Falletta was born in 1954. When she was growing up, there were few women conductors. But that did not stop her from chasing her dream.
Big Dreams, Hard Work
Falletta spent long hours practicing guitar. Later, she went to music school. She wanted to study conducting. But some of her teachers worried she would not find a job.
"We don't want you to aim for this difficult profession and not have opportunities simply because you're a woman," she remembers their saying. Eventually, she convinced them that she should have a chance. She now leads three of the world's top orchestras.
Falletta says her parents are a big part of her success. They encouraged her. They never had ideas about what men and women should or should not do for work, she says.
When Falletta became a conductor, she was one of the first women in the world to hold that job. Now there are several women conductors. They have Falletta to thank for leading the way.
A Conductor's Job
A conductor leads the musicians in an orchestra. He or she helps everyone work together to make beautiful music.
Some conductors use a BATON. This makes it easier for musicians to see the conductor's directions.
The conductor's RIGHT HAND is used for keeping time. The conductor waves her hand to the beat in order to keep the musicians playing all together.
The LEFT HAND is used to show other qualities of the music.

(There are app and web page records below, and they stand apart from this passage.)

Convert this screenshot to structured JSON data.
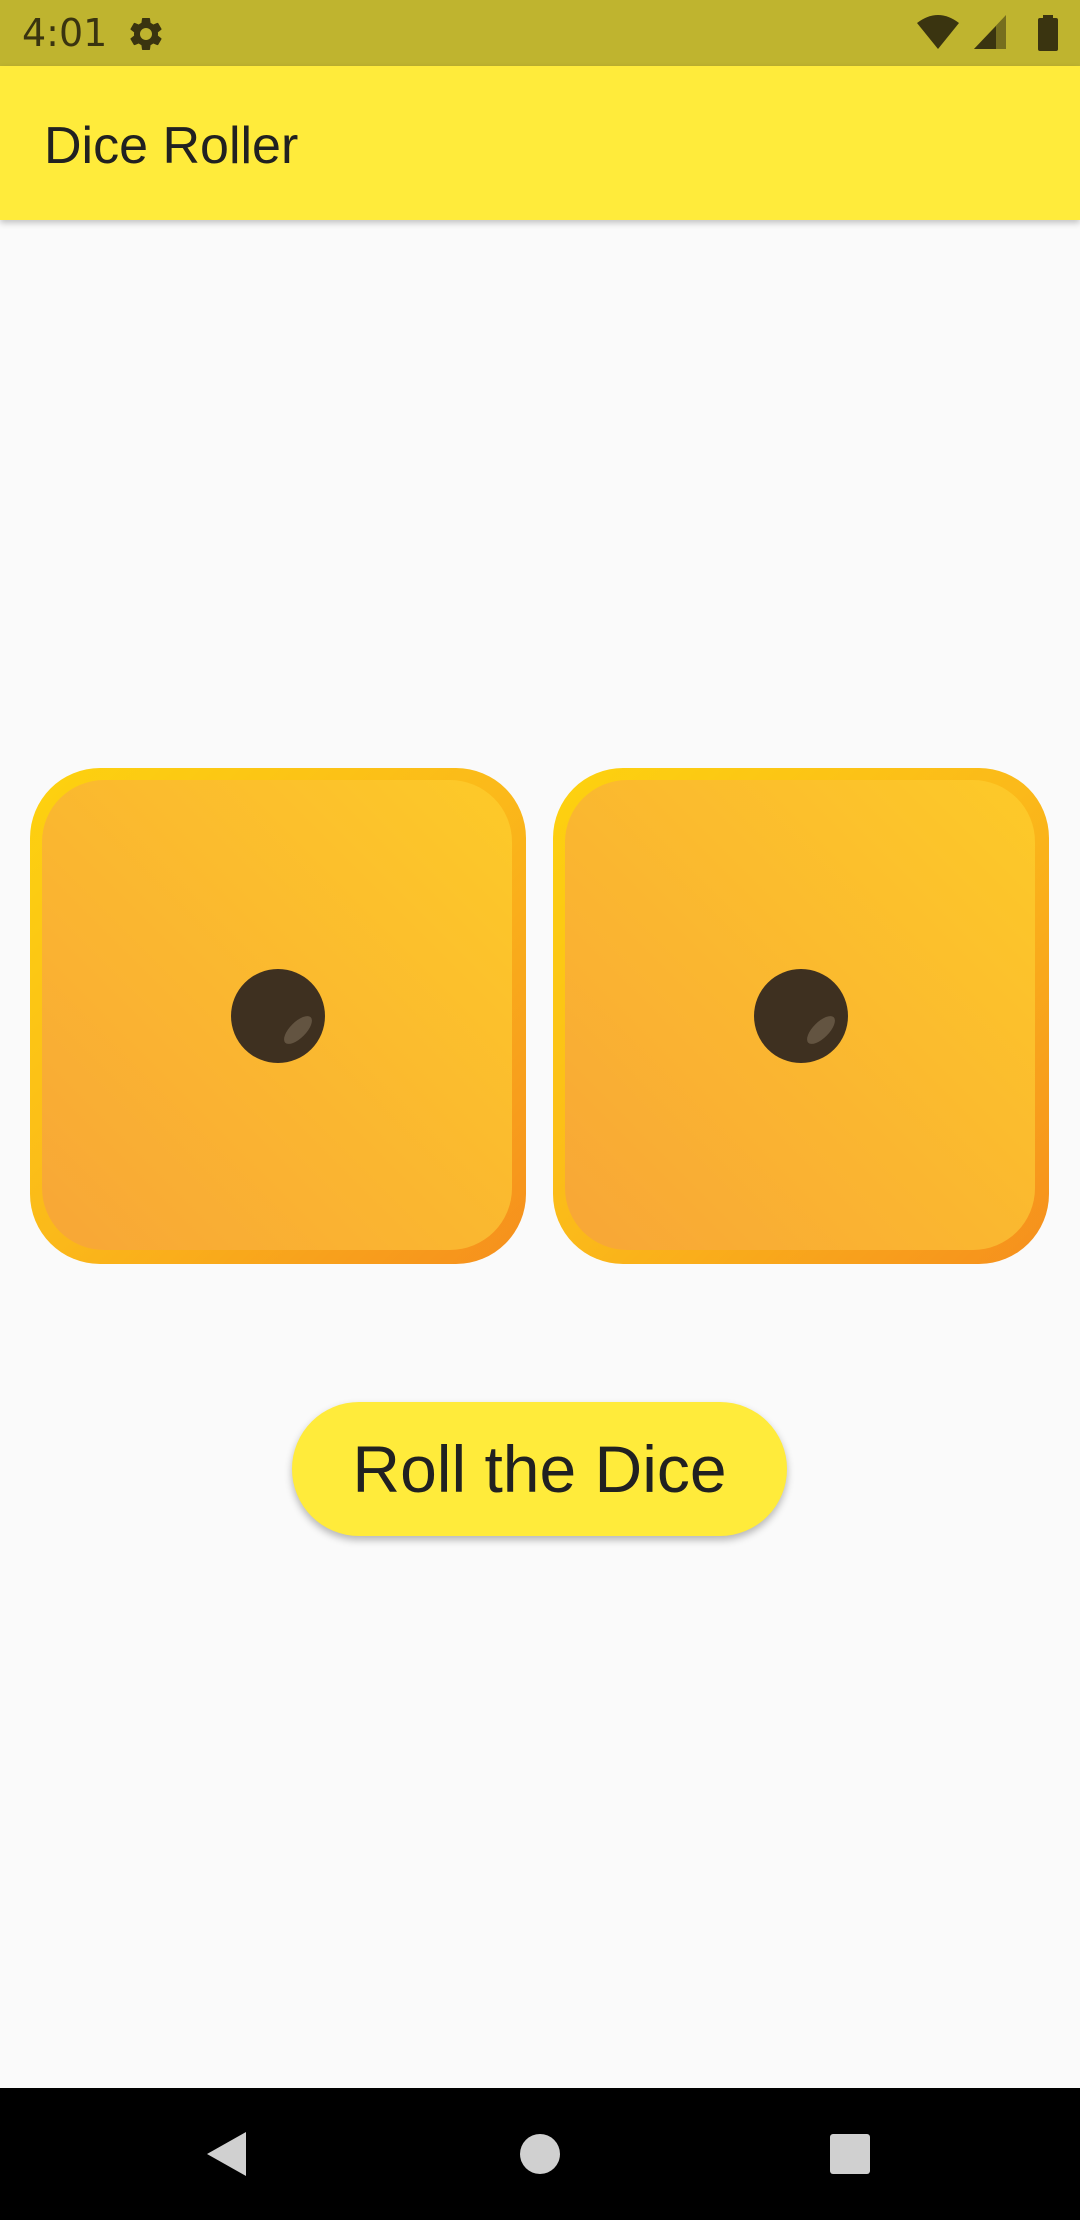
{
  "status_bar": {
    "time": "4:01",
    "icons": [
      "settings-gear-icon",
      "wifi-icon",
      "cell-signal-icon",
      "battery-icon"
    ]
  },
  "app_bar": {
    "title": "Dice Roller"
  },
  "dice": [
    {
      "value": 1
    },
    {
      "value": 1
    }
  ],
  "roll_button": {
    "label": "Roll the Dice"
  },
  "nav_bar": {
    "icons": [
      "back-icon",
      "home-icon",
      "recents-icon"
    ]
  },
  "colors": {
    "status_bar": "#bfb42f",
    "app_bar": "#ffeb3b",
    "background": "#fafafa",
    "dice_face": "#fbb829",
    "dice_pip": "#3e3020",
    "button": "#ffeb3b",
    "nav_bar": "#000000"
  }
}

A conductor can use this hand to tell the musicians that the music should be loud or soft, or that the notes should be long or short.